 April 24, 2008, 04:34 Re: Quasi-Steady vs. Unsteady #4 davoche Guest   Posts: n/a I don't understand how you could obtain a time dependant solution from an time average operation ?

 April 24, 2008, 05:14 Re: Quasi-Steady vs. Unsteady #5 davoche Guest   Posts: n/a Or maybe you think about phase average operation ?

 April 24, 2008, 12:32 Re: Quasi-Steady vs. Unsteady #6 ganesh Guest   Posts: n/a Dear Himanshu, "..........is considered quasi-steady if the time-average (over a suitable time scale or period) of the flow quantities at each reference spatial location in the flow is independent of time". I thought the definition looked more appropriate for stationary flows. A flow is said to be quasi steady if temporal variations at a spatial location are much smaller (they would be zero if the flow was steady) ompared to spatial variations for any quantity. Regards, Ganesh

 April 24, 2008, 14:02 Re: Quasi-Steady vs. Unsteady #7 Ananda Himansu Guest   Posts: n/a That could be so, Ganesh. I was thinking after my post that turbulent flows whose statistics (mean flow and averaged turbulence) were steady would be classified as stationary. Some authors likely do use quasi-steady to mean that the time variations are much smaller than the spatial variations. I was writing from vague memory, but I still believe that some authors refer to periodic flows as quasi-steady.
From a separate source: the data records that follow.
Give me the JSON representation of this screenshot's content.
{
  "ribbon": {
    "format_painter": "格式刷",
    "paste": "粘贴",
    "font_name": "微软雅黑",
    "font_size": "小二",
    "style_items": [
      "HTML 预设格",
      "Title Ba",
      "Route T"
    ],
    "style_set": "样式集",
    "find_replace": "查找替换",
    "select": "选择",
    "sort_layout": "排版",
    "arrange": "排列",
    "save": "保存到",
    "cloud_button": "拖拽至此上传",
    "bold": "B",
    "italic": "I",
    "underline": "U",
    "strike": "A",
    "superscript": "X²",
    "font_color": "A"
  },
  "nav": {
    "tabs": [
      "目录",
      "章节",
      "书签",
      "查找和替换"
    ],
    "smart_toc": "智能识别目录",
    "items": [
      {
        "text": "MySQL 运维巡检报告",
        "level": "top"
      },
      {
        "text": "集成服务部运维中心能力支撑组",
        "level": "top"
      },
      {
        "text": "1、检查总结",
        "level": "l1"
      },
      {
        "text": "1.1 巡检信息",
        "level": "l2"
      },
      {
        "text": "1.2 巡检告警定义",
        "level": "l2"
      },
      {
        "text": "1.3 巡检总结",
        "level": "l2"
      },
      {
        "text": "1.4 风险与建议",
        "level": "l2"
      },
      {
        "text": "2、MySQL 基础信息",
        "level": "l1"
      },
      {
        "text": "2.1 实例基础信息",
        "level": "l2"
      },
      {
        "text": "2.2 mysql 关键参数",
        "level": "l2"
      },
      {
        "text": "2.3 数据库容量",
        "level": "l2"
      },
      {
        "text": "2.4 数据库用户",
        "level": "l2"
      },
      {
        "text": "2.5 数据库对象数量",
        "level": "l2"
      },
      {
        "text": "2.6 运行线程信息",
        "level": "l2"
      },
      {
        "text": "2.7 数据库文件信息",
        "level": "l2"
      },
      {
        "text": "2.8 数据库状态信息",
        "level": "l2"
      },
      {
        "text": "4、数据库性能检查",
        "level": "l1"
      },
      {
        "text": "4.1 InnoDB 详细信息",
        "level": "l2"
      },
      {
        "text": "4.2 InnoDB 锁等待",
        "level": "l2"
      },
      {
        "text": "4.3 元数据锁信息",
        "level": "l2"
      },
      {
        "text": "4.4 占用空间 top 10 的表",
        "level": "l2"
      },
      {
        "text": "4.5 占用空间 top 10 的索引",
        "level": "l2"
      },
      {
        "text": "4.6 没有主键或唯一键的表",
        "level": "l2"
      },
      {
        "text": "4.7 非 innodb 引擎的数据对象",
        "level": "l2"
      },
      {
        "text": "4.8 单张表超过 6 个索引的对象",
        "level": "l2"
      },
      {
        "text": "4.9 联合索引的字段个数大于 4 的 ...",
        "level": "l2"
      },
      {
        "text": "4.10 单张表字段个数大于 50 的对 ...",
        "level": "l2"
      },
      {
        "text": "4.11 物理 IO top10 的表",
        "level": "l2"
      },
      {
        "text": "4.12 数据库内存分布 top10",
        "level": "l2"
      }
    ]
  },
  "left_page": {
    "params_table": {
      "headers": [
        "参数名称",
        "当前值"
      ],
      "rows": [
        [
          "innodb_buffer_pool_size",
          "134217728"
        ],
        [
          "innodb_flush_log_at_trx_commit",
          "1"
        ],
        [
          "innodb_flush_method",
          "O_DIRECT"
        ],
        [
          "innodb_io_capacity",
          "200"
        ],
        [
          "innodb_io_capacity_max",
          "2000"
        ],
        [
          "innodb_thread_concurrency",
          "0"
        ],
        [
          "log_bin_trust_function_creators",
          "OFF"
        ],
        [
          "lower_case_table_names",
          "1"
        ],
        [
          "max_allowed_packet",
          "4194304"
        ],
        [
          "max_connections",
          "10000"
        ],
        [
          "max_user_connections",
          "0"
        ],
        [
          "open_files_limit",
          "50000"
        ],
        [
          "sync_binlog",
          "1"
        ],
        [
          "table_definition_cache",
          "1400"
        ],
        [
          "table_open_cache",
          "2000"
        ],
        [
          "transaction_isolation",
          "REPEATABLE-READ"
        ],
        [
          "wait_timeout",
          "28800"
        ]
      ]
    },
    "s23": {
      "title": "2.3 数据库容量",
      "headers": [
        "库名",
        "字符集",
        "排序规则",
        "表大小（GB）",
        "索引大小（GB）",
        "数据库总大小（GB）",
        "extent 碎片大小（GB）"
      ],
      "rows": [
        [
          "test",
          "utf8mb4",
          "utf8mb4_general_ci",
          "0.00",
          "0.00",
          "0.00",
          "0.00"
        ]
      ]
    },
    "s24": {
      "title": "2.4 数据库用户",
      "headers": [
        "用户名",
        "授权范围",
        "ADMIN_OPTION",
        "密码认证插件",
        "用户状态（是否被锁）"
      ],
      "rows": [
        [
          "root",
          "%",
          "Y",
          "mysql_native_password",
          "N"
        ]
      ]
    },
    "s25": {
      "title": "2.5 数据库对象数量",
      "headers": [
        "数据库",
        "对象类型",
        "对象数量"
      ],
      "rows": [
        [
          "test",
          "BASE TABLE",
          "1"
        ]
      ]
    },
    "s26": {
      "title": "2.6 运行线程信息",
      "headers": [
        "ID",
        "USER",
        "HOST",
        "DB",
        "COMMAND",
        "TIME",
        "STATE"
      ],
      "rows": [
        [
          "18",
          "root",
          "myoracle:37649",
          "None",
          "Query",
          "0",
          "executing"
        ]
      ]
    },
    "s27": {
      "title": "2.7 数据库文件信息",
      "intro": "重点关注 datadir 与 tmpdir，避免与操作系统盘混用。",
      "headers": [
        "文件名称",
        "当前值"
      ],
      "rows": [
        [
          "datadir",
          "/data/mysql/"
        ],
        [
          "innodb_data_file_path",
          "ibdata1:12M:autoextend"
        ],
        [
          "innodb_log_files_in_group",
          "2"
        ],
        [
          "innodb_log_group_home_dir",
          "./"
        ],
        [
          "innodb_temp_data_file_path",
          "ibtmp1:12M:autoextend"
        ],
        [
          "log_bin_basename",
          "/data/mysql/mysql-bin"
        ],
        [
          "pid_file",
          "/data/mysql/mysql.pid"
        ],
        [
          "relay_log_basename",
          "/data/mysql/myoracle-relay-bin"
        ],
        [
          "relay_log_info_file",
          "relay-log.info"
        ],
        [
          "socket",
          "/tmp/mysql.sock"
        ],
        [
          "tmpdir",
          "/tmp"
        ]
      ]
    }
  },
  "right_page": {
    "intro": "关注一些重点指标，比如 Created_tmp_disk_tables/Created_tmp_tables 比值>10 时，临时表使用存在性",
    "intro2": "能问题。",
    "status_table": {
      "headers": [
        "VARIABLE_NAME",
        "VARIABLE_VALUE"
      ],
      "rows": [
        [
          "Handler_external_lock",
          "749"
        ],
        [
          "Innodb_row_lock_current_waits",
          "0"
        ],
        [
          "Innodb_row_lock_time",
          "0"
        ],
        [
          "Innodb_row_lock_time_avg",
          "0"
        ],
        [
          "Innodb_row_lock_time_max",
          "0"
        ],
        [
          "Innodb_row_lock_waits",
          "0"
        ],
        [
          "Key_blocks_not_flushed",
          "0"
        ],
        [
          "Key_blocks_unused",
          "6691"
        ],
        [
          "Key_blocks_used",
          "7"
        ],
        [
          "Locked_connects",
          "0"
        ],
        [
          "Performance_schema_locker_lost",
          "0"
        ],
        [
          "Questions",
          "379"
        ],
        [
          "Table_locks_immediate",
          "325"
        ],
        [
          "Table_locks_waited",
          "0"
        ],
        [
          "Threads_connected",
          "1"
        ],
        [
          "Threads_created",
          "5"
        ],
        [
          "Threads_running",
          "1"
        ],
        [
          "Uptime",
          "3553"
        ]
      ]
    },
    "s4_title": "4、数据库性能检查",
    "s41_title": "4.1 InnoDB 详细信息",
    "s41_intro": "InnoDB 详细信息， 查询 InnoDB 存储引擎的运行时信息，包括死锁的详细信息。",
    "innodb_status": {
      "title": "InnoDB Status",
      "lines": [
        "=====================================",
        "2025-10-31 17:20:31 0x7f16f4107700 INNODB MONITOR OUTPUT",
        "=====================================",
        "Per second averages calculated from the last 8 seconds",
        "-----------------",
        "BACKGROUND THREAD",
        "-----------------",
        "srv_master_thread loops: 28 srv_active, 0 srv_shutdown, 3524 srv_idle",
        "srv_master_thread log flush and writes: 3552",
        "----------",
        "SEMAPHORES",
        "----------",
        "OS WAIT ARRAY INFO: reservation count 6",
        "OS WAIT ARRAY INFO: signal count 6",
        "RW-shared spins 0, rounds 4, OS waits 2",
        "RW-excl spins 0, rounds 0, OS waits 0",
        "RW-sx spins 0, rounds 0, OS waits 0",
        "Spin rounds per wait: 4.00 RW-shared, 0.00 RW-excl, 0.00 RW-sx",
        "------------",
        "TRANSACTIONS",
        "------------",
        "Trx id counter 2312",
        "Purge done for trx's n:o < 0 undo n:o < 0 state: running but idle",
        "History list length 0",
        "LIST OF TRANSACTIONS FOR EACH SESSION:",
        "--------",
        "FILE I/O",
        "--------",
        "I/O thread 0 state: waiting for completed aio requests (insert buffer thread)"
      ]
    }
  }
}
 April 24, 2008, 14:05 Re: Quasi-Steady vs. Unsteady #8 Ananda Himansu Guest   Posts: n/a Yes, I was referring also to phase-averaging for periodic flows. Because the flow pattern repeats itself periodically, when viewed over one or multiple periods, the flow appears steady, and hence is referred to as quasi-steady. I seem to remember reading about periodic flows being classified as such, though my memory could be deceiving me, and I am too lazy to flip through my textbooks at this time.